▶ [TASK]
Each line of the data must be copied exactly.

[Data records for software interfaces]
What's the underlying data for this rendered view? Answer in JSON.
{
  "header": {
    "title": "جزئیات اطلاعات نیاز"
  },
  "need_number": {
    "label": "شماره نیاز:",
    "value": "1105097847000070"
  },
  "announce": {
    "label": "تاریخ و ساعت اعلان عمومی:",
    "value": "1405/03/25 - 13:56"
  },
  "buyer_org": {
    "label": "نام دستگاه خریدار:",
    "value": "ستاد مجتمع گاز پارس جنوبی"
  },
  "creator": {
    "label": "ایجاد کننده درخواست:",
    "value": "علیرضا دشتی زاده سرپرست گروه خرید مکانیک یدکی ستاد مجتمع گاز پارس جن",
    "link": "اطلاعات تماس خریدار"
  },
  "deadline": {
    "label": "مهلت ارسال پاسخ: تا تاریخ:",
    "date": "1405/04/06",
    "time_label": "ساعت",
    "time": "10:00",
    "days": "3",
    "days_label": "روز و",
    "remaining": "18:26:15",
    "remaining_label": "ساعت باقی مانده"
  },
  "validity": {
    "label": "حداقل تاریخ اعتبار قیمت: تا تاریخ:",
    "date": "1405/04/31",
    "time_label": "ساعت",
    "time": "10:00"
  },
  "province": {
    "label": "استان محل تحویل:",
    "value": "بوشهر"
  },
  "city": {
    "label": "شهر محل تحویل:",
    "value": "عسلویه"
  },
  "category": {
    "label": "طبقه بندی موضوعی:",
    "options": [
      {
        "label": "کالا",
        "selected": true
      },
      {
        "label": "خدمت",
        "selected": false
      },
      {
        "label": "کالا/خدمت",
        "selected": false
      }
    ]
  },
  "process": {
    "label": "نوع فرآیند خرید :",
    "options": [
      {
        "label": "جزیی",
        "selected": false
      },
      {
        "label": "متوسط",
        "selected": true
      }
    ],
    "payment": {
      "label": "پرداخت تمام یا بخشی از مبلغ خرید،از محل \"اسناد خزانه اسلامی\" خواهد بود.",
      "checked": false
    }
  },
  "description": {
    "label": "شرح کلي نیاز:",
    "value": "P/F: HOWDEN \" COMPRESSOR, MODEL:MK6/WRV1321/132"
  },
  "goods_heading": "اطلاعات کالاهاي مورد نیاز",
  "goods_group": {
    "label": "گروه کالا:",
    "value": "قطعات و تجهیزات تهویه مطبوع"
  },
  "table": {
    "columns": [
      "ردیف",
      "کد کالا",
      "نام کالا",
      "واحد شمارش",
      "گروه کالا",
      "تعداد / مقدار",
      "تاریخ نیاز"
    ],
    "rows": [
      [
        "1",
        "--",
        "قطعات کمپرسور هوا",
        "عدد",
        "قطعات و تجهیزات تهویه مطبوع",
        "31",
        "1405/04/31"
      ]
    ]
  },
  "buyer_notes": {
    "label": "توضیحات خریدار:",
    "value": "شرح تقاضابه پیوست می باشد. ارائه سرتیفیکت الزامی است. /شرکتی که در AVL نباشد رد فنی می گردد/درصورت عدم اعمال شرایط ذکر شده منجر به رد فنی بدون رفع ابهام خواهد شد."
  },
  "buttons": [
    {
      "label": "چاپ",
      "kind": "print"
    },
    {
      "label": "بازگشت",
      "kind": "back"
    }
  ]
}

▶ [SOLUTION]
What's the underlying data for this rendered view? Answer in JSON.
{
  "header": {
    "title": "جزئیات اطلاعات نیاز"
  },
  "need_number": {
    "label": "شماره نیاز:",
    "value": "1105097847000070"
  },
  "announce": {
    "label": "تاریخ و ساعت اعلان عمومی:",
    "value": "1405/03/25 - 13:56"
  },
  "buyer_org": {
    "label": "نام دستگاه خریدار:",
    "value": "ستاد مجتمع گاز پارس جنوبی"
  },
  "creator": {
    "label": "ایجاد کننده درخواست:",
    "value": "علیرضا دشتی زاده سرپرست گروه خرید مکانیک یدکی ستاد مجتمع گاز پارس جن",
    "link": "اطلاعات تماس خریدار"
  },
  "deadline": {
    "label": "مهلت ارسال پاسخ: تا تاریخ:",
    "date": "1405/04/06",
    "time_label": "ساعت",
    "time": "10:00",
    "days": "3",
    "days_label": "روز و",
    "remaining": "18:26:15",
    "remaining_label": "ساعت باقی مانده"
  },
  "validity": {
    "label": "حداقل تاریخ اعتبار قیمت: تا تاریخ:",
    "date": "1405/04/31",
    "time_label": "ساعت",
    "time": "10:00"
  },
  "province": {
    "label": "استان محل تحویل:",
    "value": "بوشهر"
  },
  "city": {
    "label": "شهر محل تحویل:",
    "value": "عسلویه"
  },
  "category": {
    "label": "طبقه بندی موضوعی:",
    "options": [
      {
        "label": "کالا",
        "selected": true
      },
      {
        "label": "خدمت",
        "selected": false
      },
      {
        "label": "کالا/خدمت",
        "selected": false
      }
    ]
  },
  "process": {
    "label": "نوع فرآیند خرید :",
    "options": [
      {
        "label": "جزیی",
        "selected": false
      },
      {
        "label": "متوسط",
        "selected": true
      }
    ],
    "payment": {
      "label": "پرداخت تمام یا بخشی از مبلغ خرید،از محل \"اسناد خزانه اسلامی\" خواهد بود.",
      "checked": false
    }
  },
  "description": {
    "label": "شرح کلي نیاز:",
    "value": "P/F: HOWDEN \" COMPRESSOR, MODEL:MK6/WRV1321/132"
  },
  "goods_heading": "اطلاعات کالاهاي مورد نیاز",
  "goods_group": {
    "label": "گروه کالا:",
    "value": "قطعات و تجهیزات تهویه مطبوع"
  },
  "table": {
    "columns": [
      "ردیف",
      "کد کالا",
      "نام کالا",
      "واحد شمارش",
      "گروه کالا",
      "تعداد / مقدار",
      "تاریخ نیاز"
    ],
    "rows": [
      [
        "1",
        "--",
        "قطعات کمپرسور هوا",
        "عدد",
        "قطعات و تجهیزات تهویه مطبوع",
        "31",
        "1405/04/31"
      ]
    ]
  },
  "buyer_notes": {
    "label": "توضیحات خریدار:",
    "value": "شرح تقاضابه پیوست می باشد. ارائه سرتیفیکت الزامی است. /شرکتی که در AVL نباشد رد فنی می گردد/درصورت عدم اعمال شرایط ذکر شده منجر به رد فنی بدون رفع ابهام خواهد شد."
  },
  "buttons": [
    {
      "label": "چاپ",
      "kind": "print"
    },
    {
      "label": "بازگشت",
      "kind": "back"
    }
  ]
}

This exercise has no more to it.